Speaker at the event will be Mr. Imad Abou Nasr, Regional Executive of Eurofast in the Middle East based in Erbil and responsible for operations.
During the seminar Mr. Abou Nasr will discuss the tax & legal framework, procedure of registering companies, and payroll, employment solutions and work permits for independent contractors. Investment opportunities in Erbil will be discussed in the areas of oil and gas, energy, agriculture, infrastructure and healthcare. The seminar will be followed by a cocktail reception.
Due to limited seating registrations will be accepted on a "first come-first served" therefore please confirm your participation by July 28, 2014 by email or telephone to Angela Neophytou by email at firstname.lastname@example.org or by phone at 22 699 222.
Until 2013, the tax was levied on an annual basis according to the market value of the property at 1 January 1980. All owners of property in Cyprus whose 1980 value exceeds €12,500 are liable to pay an annual tax to the Inland Revenue based on the total 1980 value of all immovable property in their name on the 1st day of January.
Based on last year changes, one of the measures which were taken was to reform the fiscal framework of real property. Specifically scales were created in order to calculate the tax for each person or company.
On 2nd of July 2014, the government submitted a bill suggesting properties worth up to €200.000 to be excluded from the immovable property tax and also to reduce the tax rated. It is expected that 54% of the property owners will be excluded from paying property tax in contrast with last year 40% property owners which they were excluded from the property tax.
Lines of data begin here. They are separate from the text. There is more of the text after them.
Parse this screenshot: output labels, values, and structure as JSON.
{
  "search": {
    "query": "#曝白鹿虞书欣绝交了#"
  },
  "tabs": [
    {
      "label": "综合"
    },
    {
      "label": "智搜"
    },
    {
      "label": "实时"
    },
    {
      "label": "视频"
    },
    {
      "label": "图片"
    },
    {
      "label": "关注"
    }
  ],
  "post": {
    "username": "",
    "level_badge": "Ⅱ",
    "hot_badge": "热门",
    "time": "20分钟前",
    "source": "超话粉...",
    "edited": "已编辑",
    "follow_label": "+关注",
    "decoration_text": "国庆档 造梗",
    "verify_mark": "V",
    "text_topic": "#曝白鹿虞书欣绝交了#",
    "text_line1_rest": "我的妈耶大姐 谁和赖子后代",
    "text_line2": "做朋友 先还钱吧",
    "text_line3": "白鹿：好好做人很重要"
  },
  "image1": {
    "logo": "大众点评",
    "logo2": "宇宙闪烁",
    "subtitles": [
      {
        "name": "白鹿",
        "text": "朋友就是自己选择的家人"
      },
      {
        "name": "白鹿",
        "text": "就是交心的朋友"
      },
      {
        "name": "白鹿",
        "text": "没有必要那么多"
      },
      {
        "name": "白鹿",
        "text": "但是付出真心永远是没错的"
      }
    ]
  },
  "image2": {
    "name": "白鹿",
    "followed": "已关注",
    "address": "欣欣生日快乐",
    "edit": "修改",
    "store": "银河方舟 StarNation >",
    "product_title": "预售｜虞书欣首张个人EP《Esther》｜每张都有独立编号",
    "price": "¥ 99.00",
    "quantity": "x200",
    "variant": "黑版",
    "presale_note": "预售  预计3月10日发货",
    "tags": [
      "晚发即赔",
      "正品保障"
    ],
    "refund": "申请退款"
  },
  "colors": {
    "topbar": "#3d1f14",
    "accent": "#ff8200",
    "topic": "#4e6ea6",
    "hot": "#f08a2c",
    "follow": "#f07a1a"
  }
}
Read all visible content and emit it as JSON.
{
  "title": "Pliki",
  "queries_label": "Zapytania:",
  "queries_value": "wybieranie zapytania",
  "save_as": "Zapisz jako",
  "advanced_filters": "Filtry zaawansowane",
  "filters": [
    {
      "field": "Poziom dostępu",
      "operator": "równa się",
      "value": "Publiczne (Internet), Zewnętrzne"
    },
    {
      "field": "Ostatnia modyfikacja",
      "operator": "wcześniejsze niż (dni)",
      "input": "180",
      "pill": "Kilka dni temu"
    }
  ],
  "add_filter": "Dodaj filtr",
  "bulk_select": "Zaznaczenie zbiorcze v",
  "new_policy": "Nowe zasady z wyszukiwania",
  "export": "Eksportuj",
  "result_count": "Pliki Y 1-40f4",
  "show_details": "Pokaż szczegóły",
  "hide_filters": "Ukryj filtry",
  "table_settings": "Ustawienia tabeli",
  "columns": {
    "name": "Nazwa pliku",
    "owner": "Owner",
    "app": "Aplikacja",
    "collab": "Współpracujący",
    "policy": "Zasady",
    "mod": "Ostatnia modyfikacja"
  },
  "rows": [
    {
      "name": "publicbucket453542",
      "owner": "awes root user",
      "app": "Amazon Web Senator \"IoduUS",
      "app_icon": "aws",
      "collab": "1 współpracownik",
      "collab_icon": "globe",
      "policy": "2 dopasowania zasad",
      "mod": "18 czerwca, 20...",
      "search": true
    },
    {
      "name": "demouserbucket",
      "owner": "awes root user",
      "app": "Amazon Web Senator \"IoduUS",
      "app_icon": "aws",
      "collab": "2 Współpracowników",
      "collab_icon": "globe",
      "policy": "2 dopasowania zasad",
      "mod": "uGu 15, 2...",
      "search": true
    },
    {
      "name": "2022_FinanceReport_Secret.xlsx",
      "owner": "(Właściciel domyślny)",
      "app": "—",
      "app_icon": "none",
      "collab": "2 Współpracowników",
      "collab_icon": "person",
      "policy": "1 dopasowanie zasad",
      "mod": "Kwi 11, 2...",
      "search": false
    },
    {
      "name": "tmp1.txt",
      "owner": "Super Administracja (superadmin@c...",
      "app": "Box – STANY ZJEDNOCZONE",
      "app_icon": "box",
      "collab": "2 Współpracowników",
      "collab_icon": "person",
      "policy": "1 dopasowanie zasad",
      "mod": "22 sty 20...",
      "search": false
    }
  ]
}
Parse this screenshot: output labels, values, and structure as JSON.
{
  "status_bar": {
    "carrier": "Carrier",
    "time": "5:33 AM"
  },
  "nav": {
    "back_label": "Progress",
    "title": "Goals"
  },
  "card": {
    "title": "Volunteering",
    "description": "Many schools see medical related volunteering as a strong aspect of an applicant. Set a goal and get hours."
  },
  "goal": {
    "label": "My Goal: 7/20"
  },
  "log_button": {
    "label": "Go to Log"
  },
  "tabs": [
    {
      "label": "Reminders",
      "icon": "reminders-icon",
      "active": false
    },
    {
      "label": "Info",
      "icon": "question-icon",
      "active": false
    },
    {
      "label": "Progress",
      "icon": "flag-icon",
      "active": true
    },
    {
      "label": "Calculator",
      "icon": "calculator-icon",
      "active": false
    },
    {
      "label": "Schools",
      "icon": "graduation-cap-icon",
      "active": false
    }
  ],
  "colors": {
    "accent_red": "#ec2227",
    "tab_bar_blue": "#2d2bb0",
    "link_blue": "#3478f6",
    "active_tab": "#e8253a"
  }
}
It was also suggested that the tax to be levied would be calculated in accordance with today’s market value. The matter has been subject to intense debate in Parliament. As of the date of writing, 10 July 14 the Cyprus Parliament has finally passed the new law which once again is based on the 1980 valuations. Various Political parties of Cyprus had strongly objected in using the 2013 valuations.